Records for this task:
::::::

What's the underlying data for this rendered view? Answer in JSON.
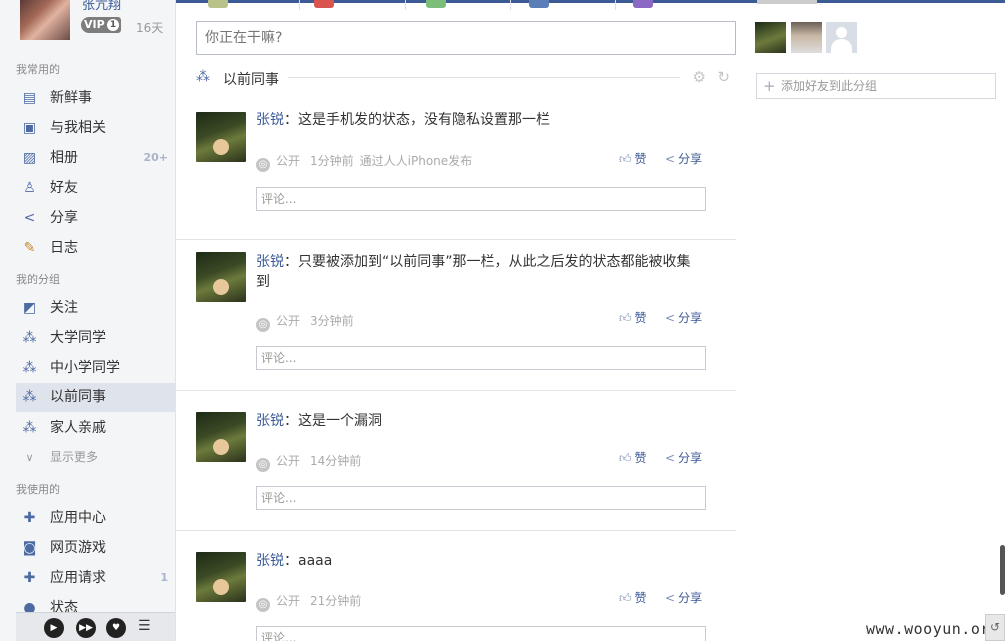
{
  "profile": {
    "name": "张亢翔",
    "vip_label": "VIP",
    "vip_level": "1",
    "days": "16天"
  },
  "sidebar": {
    "section_common": "我常用的",
    "common_items": [
      {
        "label": "新鲜事",
        "icon": "newsfeed-icon",
        "count": ""
      },
      {
        "label": "与我相关",
        "icon": "mentions-icon",
        "count": ""
      },
      {
        "label": "相册",
        "icon": "photo-album-icon",
        "count": "20+"
      },
      {
        "label": "好友",
        "icon": "friends-icon",
        "count": ""
      },
      {
        "label": "分享",
        "icon": "share-icon",
        "count": ""
      },
      {
        "label": "日志",
        "icon": "blog-icon",
        "count": ""
      }
    ],
    "section_groups": "我的分组",
    "group_items": [
      {
        "label": "关注",
        "icon": "rss-icon"
      },
      {
        "label": "大学同学",
        "icon": "group-icon"
      },
      {
        "label": "中小学同学",
        "icon": "group-icon"
      },
      {
        "label": "以前同事",
        "icon": "group-icon"
      },
      {
        "label": "家人亲戚",
        "icon": "group-icon"
      }
    ],
    "show_more": "显示更多",
    "section_used": "我使用的",
    "used_items": [
      {
        "label": "应用中心",
        "icon": "puzzle-icon",
        "count": ""
      },
      {
        "label": "网页游戏",
        "icon": "gamepad-icon",
        "count": ""
      },
      {
        "label": "应用请求",
        "icon": "puzzle-icon",
        "count": "1"
      },
      {
        "label": "状态",
        "icon": "status-icon",
        "count": ""
      }
    ]
  },
  "composer": {
    "placeholder": "你正在干嘛?"
  },
  "group": {
    "title": "以前同事"
  },
  "posts": [
    {
      "author": "张锐",
      "text": "：这是手机发的状态，没有隐私设置那一栏",
      "privacy": "公开",
      "time": "1分钟前",
      "source": "通过人人iPhone发布",
      "like": "赞",
      "share": "分享",
      "comment_placeholder": "评论..."
    },
    {
      "author": "张锐",
      "text": "：只要被添加到“以前同事”那一栏，从此之后发的状态都能被收集到",
      "privacy": "公开",
      "time": "3分钟前",
      "source": "",
      "like": "赞",
      "share": "分享",
      "comment_placeholder": "评论..."
    },
    {
      "author": "张锐",
      "text": "：这是一个漏洞",
      "privacy": "公开",
      "time": "14分钟前",
      "source": "",
      "like": "赞",
      "share": "分享",
      "comment_placeholder": "评论..."
    },
    {
      "author": "张锐",
      "text": "：aaaa",
      "privacy": "公开",
      "time": "21分钟前",
      "source": "",
      "like": "赞",
      "share": "分享",
      "comment_placeholder": "评论..."
    }
  ],
  "right": {
    "add_friend_label": "添加好友到此分组"
  },
  "watermark": "www.wooyun.org",
  "colors": {
    "accent": "#3b5a96",
    "active_bg": "#dfe3ec",
    "sidebar_bg": "#f4f5f7"
  }
}
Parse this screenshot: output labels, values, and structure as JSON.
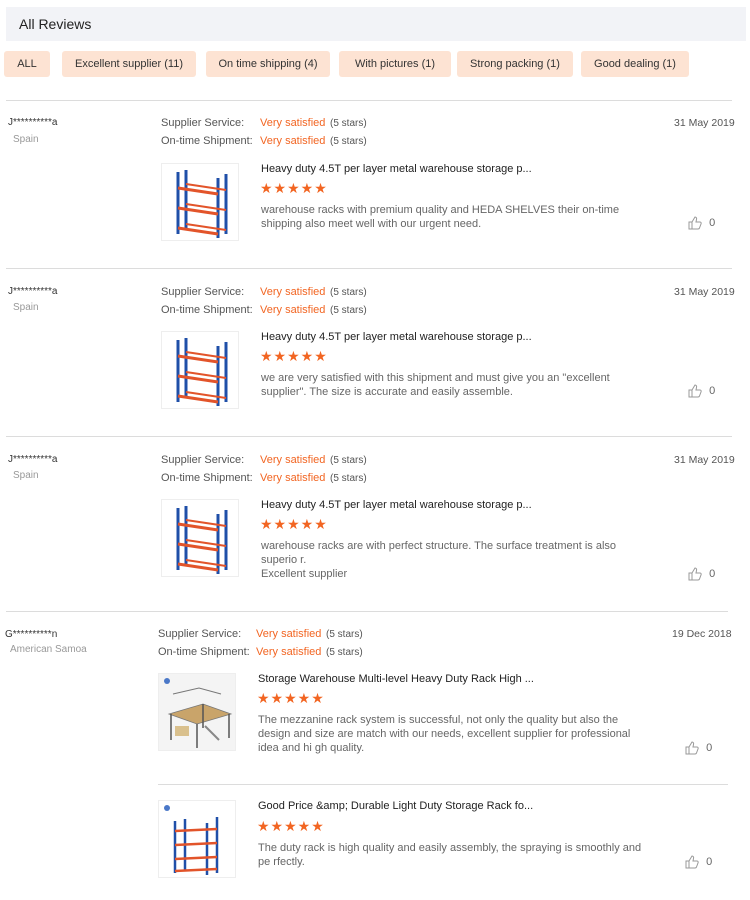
{
  "header": {
    "title": "All Reviews"
  },
  "filters": [
    {
      "label": "ALL"
    },
    {
      "label": "Excellent supplier (11)"
    },
    {
      "label": "On time shipping (4)"
    },
    {
      "label": "With pictures (1)"
    },
    {
      "label": "Strong packing (1)"
    },
    {
      "label": "Good dealing (1)"
    }
  ],
  "labels": {
    "supplier_service": "Supplier Service:",
    "ontime_shipment": "On-time Shipment:"
  },
  "reviews": [
    {
      "user": "J**********a",
      "country": "Spain",
      "date": "31 May 2019",
      "supplier_value": "Very satisfied",
      "supplier_stars": "(5 stars)",
      "shipment_value": "Very satisfied",
      "shipment_stars": "(5 stars)",
      "products": [
        {
          "title": "Heavy duty 4.5T per layer metal warehouse storage p...",
          "stars": "★★★★★",
          "text": "warehouse racks with premium quality and HEDA SHELVES their on-time shipping also meet well with our urgent need.",
          "likes": "0",
          "image": "pallet-rack-image"
        }
      ]
    },
    {
      "user": "J**********a",
      "country": "Spain",
      "date": "31 May 2019",
      "supplier_value": "Very satisfied",
      "supplier_stars": "(5 stars)",
      "shipment_value": "Very satisfied",
      "shipment_stars": "(5 stars)",
      "products": [
        {
          "title": "Heavy duty 4.5T per layer metal warehouse storage p...",
          "stars": "★★★★★",
          "text": "we are very satisfied with this shipment and must give you an \"excellent supplier\". The size is accurate and easily assemble.",
          "likes": "0",
          "image": "pallet-rack-image"
        }
      ]
    },
    {
      "user": "J**********a",
      "country": "Spain",
      "date": "31 May 2019",
      "supplier_value": "Very satisfied",
      "supplier_stars": "(5 stars)",
      "shipment_value": "Very satisfied",
      "shipment_stars": "(5 stars)",
      "products": [
        {
          "title": "Heavy duty 4.5T per layer metal warehouse storage p...",
          "stars": "★★★★★",
          "text": "warehouse racks are with perfect structure. The surface treatment is also superio r.",
          "text2": "Excellent supplier",
          "likes": "0",
          "image": "pallet-rack-image"
        }
      ]
    },
    {
      "user": "G**********n",
      "country": "American Samoa",
      "date": "19 Dec 2018",
      "supplier_value": "Very satisfied",
      "supplier_stars": "(5 stars)",
      "shipment_value": "Very satisfied",
      "shipment_stars": "(5 stars)",
      "products": [
        {
          "title": "Storage Warehouse Multi-level Heavy Duty Rack High ...",
          "stars": "★★★★★",
          "text": "The mezzanine rack system is successful, not only the quality but also the design and size are match with our needs, excellent supplier for professional idea and hi gh quality.",
          "likes": "0",
          "image": "mezzanine-rack-image"
        },
        {
          "title": "Good Price &amp; Durable Light Duty Storage Rack fo...",
          "stars": "★★★★★",
          "text": "The duty rack is high quality and easily assembly, the spraying is smoothly and pe rfectly.",
          "likes": "0",
          "image": "light-duty-rack-image"
        }
      ]
    }
  ],
  "colors": {
    "accent": "#f26522",
    "chip_bg": "#fde3d3",
    "header_bg": "#f2f3f7"
  }
}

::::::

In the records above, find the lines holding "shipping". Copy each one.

Answer below:
      "label": "On time shipping (4)"
          "text": "warehouse racks with premium quality and HEDA SHELVES their on-time shipping also meet well with our urgent need.",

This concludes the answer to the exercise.